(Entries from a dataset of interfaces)
=-=-=-=-=

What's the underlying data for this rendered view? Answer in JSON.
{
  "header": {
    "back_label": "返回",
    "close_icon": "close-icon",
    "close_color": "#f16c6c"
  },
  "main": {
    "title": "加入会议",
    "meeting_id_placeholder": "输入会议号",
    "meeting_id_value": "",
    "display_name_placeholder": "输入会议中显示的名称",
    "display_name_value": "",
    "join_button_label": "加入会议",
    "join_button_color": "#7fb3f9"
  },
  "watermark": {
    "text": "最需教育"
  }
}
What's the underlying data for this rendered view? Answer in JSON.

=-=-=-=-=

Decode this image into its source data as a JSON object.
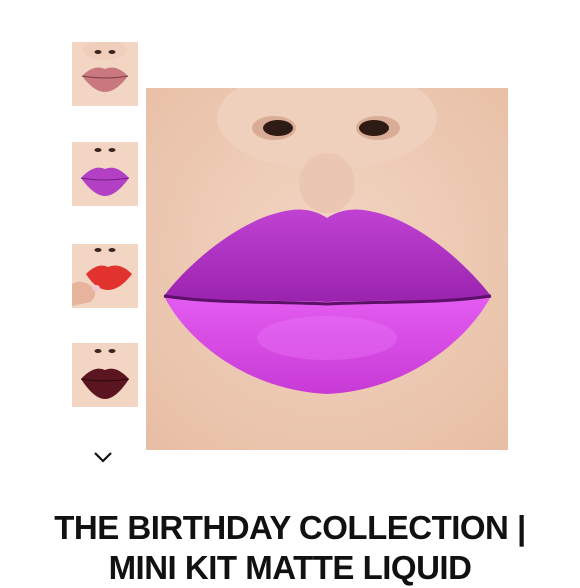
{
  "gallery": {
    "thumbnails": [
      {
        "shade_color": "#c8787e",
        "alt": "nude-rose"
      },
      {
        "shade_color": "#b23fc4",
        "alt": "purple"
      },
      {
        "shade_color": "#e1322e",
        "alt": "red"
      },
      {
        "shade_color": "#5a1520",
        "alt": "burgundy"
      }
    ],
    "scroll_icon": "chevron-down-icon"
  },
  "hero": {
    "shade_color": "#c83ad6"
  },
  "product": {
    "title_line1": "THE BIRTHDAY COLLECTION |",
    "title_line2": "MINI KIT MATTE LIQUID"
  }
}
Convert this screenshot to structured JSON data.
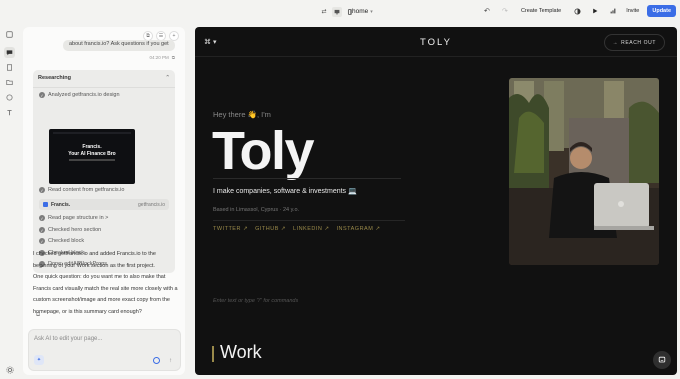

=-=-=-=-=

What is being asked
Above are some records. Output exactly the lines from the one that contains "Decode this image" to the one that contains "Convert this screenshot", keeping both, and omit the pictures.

Reply to the exercise
Decode this image into its source data as a JSON object.
{
  "gallery": {
    "thumbnails": [
      {
        "shade_color": "#c8787e",
        "alt": "nude-rose"
      },
      {
        "shade_color": "#b23fc4",
        "alt": "purple"
      },
      {
        "shade_color": "#e1322e",
        "alt": "red"
      },
      {
        "shade_color": "#5a1520",
        "alt": "burgundy"
      }
    ],
    "scroll_icon": "chevron-down-icon"
  },
  "hero": {
    "shade_color": "#c83ad6"
  },
  "product": {
    "title_line1": "THE BIRTHDAY COLLECTION |",
    "title_line2": "MINI KIT MATTE LIQUID"
  }
}
Convert this screenshot to structured JSON data.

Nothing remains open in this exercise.